Cape Intermediate v Dring gives the Supreme Court an opportunity to consider how much of written material provided to the court by the parties themselves should be accessible to those not directly party to proceedings (ie ‘non parties’). It continues an important line of authority going back to the minority speech of Lord Scarman in Harman v Secretary of State for the Home Department [1983] 1 AC 280, [1982] 2 WLR 338 and Lord Bingham in Smithkline Beecham Biologicals SA v Connaught Laboratories Inc [1999] EWCA Civ 1781, [1999] 4 All ER 498, [2000] FSR 1 (both cited in the Supreme Court).

 

The case itself came about after an asbestos victim support group (Mr Dring was an officer of the group), not party to the initial proceedings, made an application to have access to all the documents from a settled personal injury asbestos case. The defendant from the initial trial appealed against the granting of such an order which had been made by a Master under the provisions of CPR 1998 5.4C (above).

 

The Court of Appeal ([2018] EWCA Civ 1795 (31 July 2018)) narrowed the ambit of an earlier Master’s order and held (on direct appeal from the Master) that the court could give permission for release to a non-party the following (and see summary in the Supreme Court decision at [9] to [11]):

 

  • The documents summarised in para 4.2 (above); but not including, necessarily, trial bundles.
  • In its inherent jurisdiction the court generally, has an inherent jurisdiction to permit non-parties to obtain certain documents (see [69]); GIO Personal Investment Services Ltd v Liverpool and London Steamship Protection [1999] 1 WLR 984 at 994-5). The main rationale for application of the inherent jurisdiction is to accord with the open justice principle and to enable anyone permitted to attend court to make sense of proceedings (see eg Guardian v Westminster). The following documents might be released:
  • skeleton arguments and other written submissions (Cape Intermediate at [69]; GIO (above));
  • documents the judge has read or has been asked to read in court or in a skeleton argument (Lilly Icos v Pfizer Ltd [2002] EWCA Civ 2, [2002] 1 WLR 2253; and see CPR 1998 r 31.22);
  • witness statements ‘during the course of the trial’ (CPR 1998 r 32.13) including experts reports (Cape Intermediate at [96]), but not their exhibits (Cape Intermediate at [100]); and
  • any other document which it is necessary for the court to release to comply with the open justice principle (Cape Intermediate at [110]).
  • The Court of Appeal sent to Picken J a decision as to whether certain other specific documents fell within (2) above or otherwise required release to comply with open justice principles.

 

On Cape’s appeal and Dring’s cross appeal the Supreme Court upheld the Court of Appeal’s decision.
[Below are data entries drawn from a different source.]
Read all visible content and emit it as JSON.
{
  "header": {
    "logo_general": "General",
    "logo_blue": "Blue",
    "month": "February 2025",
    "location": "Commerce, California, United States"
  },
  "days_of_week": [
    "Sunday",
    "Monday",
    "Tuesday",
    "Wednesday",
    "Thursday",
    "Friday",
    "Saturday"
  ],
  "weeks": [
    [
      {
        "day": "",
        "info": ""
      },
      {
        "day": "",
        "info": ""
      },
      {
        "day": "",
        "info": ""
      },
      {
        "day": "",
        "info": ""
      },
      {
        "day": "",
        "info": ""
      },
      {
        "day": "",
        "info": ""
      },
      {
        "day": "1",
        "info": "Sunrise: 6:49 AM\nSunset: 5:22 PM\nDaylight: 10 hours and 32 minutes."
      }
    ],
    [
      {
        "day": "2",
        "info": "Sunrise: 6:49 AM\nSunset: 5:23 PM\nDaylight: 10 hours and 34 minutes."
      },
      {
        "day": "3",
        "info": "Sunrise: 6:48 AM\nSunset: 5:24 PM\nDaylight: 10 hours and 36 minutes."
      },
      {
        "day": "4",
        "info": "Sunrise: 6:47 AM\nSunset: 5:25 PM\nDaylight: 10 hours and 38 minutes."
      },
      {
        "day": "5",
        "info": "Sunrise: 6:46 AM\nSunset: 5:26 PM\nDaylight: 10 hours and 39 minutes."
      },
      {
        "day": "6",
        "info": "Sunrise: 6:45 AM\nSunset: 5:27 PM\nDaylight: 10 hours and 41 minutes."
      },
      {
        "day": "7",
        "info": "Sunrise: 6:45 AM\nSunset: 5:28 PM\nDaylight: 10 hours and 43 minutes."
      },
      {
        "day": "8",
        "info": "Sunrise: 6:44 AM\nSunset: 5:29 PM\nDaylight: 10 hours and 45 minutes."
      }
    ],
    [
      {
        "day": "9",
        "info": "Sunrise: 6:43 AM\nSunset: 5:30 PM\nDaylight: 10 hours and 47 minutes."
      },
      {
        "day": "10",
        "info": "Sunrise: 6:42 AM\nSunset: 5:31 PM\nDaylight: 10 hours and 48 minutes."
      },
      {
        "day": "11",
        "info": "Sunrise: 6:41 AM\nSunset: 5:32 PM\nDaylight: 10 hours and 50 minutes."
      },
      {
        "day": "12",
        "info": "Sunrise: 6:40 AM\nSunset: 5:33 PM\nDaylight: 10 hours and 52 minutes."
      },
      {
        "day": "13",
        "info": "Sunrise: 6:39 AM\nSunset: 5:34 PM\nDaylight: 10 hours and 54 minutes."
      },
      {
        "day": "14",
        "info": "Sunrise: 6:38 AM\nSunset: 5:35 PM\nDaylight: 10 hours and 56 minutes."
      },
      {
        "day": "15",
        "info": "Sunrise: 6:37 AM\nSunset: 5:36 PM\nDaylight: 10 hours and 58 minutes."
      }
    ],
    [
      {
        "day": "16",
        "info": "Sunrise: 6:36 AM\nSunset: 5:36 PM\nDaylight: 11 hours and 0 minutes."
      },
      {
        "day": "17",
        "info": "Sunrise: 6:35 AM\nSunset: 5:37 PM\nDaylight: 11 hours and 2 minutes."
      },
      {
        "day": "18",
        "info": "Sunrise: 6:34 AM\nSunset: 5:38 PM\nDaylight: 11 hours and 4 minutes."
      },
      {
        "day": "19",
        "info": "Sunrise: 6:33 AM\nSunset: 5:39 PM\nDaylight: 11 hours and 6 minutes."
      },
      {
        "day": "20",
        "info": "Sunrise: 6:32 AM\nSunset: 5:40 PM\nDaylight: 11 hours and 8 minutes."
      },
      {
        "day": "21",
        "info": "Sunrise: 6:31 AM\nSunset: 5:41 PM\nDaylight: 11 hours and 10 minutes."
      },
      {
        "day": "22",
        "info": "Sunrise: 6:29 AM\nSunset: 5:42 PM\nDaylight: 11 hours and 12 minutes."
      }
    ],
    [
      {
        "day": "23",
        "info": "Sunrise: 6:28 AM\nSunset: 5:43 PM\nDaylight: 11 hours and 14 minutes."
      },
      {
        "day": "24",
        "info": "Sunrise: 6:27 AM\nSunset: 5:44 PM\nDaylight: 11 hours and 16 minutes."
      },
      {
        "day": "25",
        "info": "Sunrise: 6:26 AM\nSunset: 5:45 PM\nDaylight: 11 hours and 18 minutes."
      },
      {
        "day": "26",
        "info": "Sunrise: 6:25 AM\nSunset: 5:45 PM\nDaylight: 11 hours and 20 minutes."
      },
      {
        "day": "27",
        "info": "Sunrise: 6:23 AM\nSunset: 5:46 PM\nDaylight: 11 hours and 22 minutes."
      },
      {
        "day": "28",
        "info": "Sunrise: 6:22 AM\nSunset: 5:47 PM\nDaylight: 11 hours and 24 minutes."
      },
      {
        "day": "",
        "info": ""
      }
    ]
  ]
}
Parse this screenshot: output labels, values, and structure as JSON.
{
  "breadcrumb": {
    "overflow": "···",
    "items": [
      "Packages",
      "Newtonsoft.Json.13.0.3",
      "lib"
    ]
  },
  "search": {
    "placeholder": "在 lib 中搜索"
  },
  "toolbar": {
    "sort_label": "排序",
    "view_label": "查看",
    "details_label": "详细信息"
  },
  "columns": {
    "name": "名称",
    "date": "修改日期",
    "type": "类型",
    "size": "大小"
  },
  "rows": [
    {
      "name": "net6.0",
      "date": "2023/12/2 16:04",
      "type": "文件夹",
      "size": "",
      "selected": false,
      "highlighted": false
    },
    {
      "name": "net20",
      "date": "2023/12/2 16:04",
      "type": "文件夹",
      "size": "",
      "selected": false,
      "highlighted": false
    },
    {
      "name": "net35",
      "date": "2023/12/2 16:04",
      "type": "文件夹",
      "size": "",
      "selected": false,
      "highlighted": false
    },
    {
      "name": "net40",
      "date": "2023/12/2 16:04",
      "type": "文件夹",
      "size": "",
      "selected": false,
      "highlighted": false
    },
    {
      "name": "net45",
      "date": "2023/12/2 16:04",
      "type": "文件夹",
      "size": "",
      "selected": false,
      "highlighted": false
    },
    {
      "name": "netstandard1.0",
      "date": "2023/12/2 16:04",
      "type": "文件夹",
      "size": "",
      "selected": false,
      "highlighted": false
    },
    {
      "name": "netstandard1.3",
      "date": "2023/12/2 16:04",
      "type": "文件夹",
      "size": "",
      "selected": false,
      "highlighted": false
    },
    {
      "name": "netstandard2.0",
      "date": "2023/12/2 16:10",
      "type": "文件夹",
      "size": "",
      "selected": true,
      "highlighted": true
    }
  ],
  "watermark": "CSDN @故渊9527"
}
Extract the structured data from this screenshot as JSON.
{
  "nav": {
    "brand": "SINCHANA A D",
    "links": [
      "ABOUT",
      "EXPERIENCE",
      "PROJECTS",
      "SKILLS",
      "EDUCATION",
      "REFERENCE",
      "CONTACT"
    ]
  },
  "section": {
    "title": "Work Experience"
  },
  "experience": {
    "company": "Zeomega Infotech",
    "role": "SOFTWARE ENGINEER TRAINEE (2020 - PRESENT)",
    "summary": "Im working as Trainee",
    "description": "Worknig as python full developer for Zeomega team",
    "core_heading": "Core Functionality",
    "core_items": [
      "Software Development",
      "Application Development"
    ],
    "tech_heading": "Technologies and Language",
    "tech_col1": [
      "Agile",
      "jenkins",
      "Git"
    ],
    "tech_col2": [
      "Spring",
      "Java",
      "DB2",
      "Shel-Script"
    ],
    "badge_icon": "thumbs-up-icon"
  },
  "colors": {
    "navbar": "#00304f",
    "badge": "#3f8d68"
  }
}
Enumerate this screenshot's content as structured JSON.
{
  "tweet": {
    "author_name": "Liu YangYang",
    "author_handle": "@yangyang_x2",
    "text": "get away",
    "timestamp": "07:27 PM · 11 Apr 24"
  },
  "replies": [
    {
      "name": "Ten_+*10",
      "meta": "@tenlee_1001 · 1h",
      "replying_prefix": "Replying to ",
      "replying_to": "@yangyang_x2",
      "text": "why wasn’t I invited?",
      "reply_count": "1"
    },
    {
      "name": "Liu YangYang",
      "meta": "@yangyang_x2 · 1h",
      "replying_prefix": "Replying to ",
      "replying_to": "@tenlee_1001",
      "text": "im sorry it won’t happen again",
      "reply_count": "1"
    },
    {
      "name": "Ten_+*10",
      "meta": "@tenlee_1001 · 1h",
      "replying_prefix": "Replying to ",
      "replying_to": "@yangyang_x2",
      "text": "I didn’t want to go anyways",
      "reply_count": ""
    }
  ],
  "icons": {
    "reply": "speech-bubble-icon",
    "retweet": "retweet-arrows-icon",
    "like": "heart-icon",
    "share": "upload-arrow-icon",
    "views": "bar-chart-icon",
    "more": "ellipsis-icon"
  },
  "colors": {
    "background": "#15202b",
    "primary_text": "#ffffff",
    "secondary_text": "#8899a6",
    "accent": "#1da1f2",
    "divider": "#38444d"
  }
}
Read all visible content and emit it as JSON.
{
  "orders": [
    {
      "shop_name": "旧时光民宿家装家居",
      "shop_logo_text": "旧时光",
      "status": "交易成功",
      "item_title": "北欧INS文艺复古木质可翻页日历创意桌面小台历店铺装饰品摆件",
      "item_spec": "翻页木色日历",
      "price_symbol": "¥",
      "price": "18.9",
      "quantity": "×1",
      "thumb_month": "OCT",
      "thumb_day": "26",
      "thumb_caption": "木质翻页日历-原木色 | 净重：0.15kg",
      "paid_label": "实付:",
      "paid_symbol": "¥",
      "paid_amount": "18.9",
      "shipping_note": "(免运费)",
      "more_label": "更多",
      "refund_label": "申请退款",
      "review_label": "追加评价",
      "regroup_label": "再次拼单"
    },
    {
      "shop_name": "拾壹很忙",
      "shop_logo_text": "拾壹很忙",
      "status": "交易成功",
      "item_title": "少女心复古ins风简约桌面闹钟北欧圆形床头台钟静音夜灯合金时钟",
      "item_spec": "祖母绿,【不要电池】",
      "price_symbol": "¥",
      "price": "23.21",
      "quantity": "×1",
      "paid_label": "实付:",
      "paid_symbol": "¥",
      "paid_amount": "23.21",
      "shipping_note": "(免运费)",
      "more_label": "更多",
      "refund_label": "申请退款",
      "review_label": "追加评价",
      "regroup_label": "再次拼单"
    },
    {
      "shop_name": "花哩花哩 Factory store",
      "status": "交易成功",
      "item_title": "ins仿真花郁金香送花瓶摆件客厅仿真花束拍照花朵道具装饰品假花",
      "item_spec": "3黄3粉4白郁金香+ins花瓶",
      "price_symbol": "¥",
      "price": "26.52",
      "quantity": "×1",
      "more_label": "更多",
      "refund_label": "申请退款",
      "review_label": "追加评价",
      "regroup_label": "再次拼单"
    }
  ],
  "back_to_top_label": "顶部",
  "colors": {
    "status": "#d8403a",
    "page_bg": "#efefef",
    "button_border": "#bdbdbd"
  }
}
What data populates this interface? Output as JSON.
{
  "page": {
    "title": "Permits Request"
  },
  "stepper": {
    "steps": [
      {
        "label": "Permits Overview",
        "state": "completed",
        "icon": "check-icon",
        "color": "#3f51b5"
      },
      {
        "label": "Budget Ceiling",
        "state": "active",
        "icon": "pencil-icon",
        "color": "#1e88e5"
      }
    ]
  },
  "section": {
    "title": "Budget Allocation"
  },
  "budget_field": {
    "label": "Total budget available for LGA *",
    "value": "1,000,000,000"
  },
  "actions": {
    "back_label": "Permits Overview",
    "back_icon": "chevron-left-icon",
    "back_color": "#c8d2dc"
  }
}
Limits remain on application of r 5.4C; but in general terms the spirit of the important Court of Appeal open justice principle decision in Guardian v Westminster has been developed by the Supreme Court and Court of Appeal and related more generally to civil proceedings.

 

So where does this leave the non-party in family proceedings? The next article looks at the extent to which FPR 2010 r 29.12 is compliant with the common law; and, if it is not, whether it is within the statutory powers of the rule-makers (Family Procedure Rules Committee). Subject to that, what are the powers of family judges to order release of documents from family proceedings?